With all the changes in taxes this year, it takes an ace tax advisor to figure them out. Therefore we want to make certain our members and followers have access to the most up-to-date information in preparing clients individual federal tax return. We are providing you the Tax Advisors Reference Guide with 292 pages published by the IRS for those of you preparing federal tax returns for tax clients. What is also wonderful about this publication is it provides all the Tax Forms you will need to prepare tax returns in English, Spanish, Chinese, Korean, Russian and Vietnamese. Read More
FBAR must be filed electronically through FinCEN’s BSA E-Filing System. The FBAR is not filed with a federal tax return.

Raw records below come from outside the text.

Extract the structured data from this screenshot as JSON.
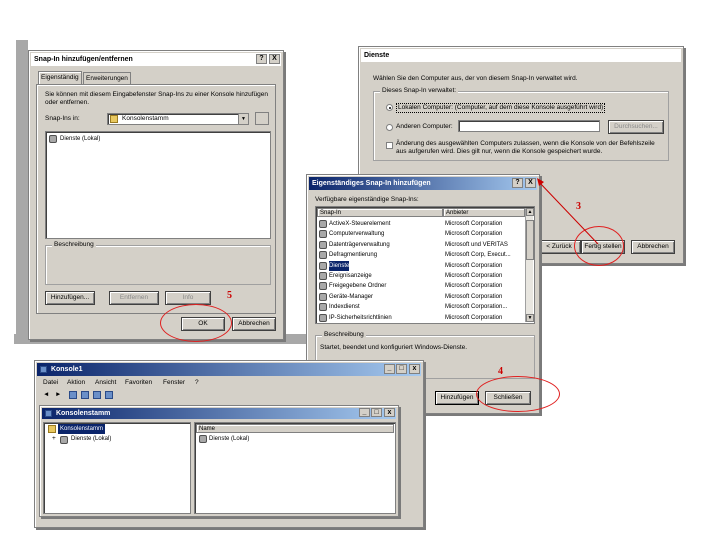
{
  "dialog_snapin": {
    "title": "Snap-In hinzufügen/entfernen",
    "tabs": [
      "Eigenständig",
      "Erweiterungen"
    ],
    "description_text": "Sie können mit diesem Eingabefenster Snap-Ins zu einer Konsole hinzufügen oder entfernen.",
    "snapins_label": "Snap-Ins in:",
    "snapins_select": "Konsolenstamm",
    "list_item": "Dienste (Lokal)",
    "group_label": "Beschreibung",
    "btn_add": "Hinzufügen...",
    "btn_remove": "Entfernen",
    "btn_about": "Info",
    "btn_ok": "OK",
    "btn_cancel": "Abbrechen",
    "help_btn": "?",
    "close_btn": "X"
  },
  "dialog_dienste": {
    "title": "Dienste",
    "prompt": "Wählen Sie den Computer aus, der von diesem Snap-In verwaltet wird.",
    "group_label": "Dieses Snap-In verwaltet:",
    "radio_local": "Lokalen Computer: (Computer, auf dem diese Konsole ausgeführt wird)",
    "radio_other": "Anderen Computer:",
    "btn_browse": "Durchsuchen...",
    "checkbox_text": "Änderung des ausgewählten Computers zulassen, wenn die Konsole von der Befehlszeile aus aufgerufen wird. Dies gilt nur, wenn die Konsole gespeichert wurde.",
    "btn_finish": "Fertig stellen",
    "btn_cancel": "Abbrechen",
    "btn_back": "< Zurück"
  },
  "dialog_standalone": {
    "title": "Eigenständiges Snap-In hinzufügen",
    "list_caption": "Verfügbare eigenständige Snap-Ins:",
    "col_snapin": "Snap-In",
    "col_vendor": "Anbieter",
    "rows": [
      {
        "name": "ActiveX-Steuerelement",
        "vendor": "Microsoft Corporation"
      },
      {
        "name": "Computerverwaltung",
        "vendor": "Microsoft Corporation"
      },
      {
        "name": "Datenträgerverwaltung",
        "vendor": "Microsoft und VERITAS"
      },
      {
        "name": "Defragmentierung",
        "vendor": "Microsoft Corp, Execut..."
      },
      {
        "name": "Dienste",
        "vendor": "Microsoft Corporation"
      },
      {
        "name": "Ereignisanzeige",
        "vendor": "Microsoft Corporation"
      },
      {
        "name": "Freigegebene Ordner",
        "vendor": "Microsoft Corporation"
      },
      {
        "name": "Geräte-Manager",
        "vendor": "Microsoft Corporation"
      },
      {
        "name": "Indexdienst",
        "vendor": "Microsoft Corporation..."
      },
      {
        "name": "IP-Sicherheitsrichtlinien",
        "vendor": "Microsoft Corporation"
      }
    ],
    "selected_index": 4,
    "group_label": "Beschreibung",
    "description": "Startet, beendet und konfiguriert Windows-Dienste.",
    "btn_add": "Hinzufügen",
    "btn_close": "Schließen",
    "help_btn": "?",
    "close_btn": "X"
  },
  "console": {
    "title": "Konsole1",
    "menu": [
      "Datei",
      "Aktion",
      "Ansicht",
      "Favoriten",
      "Fenster",
      "?"
    ],
    "inner_title": "Konsolenstamm",
    "tree_root": "Konsolenstamm",
    "tree_child": "Dienste (Lokal)",
    "col_name": "Name",
    "right_item": "Dienste (Lokal)"
  },
  "callouts": {
    "c3": "3",
    "c4": "4",
    "c5": "5"
  },
  "colors": {
    "dialog_bg": "#d4d0c8",
    "titlebar_blue": "#0a246a",
    "selection": "#0a246a",
    "annotation_red": "#cc0000"
  }
}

Public Law 114-41 mandates a maximum six-month extension of the filing deadline. To implement the statute with minimal burden to the public and FinCEN, FinCEN will grant filers failing to meet the FBAR annual due date of April 15 an automatic extension to October 15 each year. Accordingly, specific requests for this extension are not required.
Thus, before the FBAR extended due date of October 15, file streamlined FBARs for each of the most recent 6 years for which the FBAR due date has passed (i.e., is delinquent, and of course timely file the current year FBAR too). Read More
With the possibility that tax law changes could go into effect next year that would significantly reduce income tax rates for many businesses, 2017 may be an especially good year to accelerate deductible expenses. Why? Deductions save more tax when rates are higher.
Timing income and expenses can be a little more challenging for accrual-basis taxpayers than for cash-basis ones. But being an accrual-basis taxpayer also offers valuable year-end tax planning opportunities when it comes to deductions. Read More
A federal audit is, not surprisingly, an unwelcome event for most taxpayers. An audit is stressful and may result in a taxpayer owing additional money to the Internal Revenue Service (IRS). One question that many taxpayers have concerning federal audits is how long the IRS can take before auditing a tax return after that return has been filed. While the common perception that the statute of limitations on IRS tax audits is three years, the fact is that there are plenty of instances where the IRS can take much longer than that to audit one’s return. Below is a brief overview of the statute of limitations on tax audits in certain situations.
Through 2016, taxpayers can get a tax credit on their federal tax return equal to 30% of the costs for installing certain power-generating systems on their homes. The credit is non-refundable, which means it can only be used to offset a taxpayer’s current tax liability, but any excess can be carried forward to offset tax through 2016.
Systems that qualify for the credit include the following:
• Solar water heating system – Qualifies if used in a dwelling unit used by the taxpayer as a main or second residence where at least half of the energy used by the property for such purposes is derived from the sun. Heating water for swimming pools or hot tubs does not qualify for the credit. The property must be certified for performance by the Solar Read More
Two types of exemptions are allowed – personal and dependents. There are special situations for a noncustodial parent of divorced or separated parents to claim a dependent and situations where several persons may contribute to the support of another person.
These are for the taxpayer(s) filing the return – one for single, head of household, and married filing separate, and two for married filing joint. Each personal exemption is $3,900 for 2013 ($3,950 for 2014).
Tax payers are allowed one exemption for each dependent who must at some time during the year, qualify as a:
(a) Citizen of the U.S.
(b) U.S. national who has permanent allegiance to the U.S.-one born in American Samoa or the Northern Mariana Islands who has not become a naturalized American citizen. Read More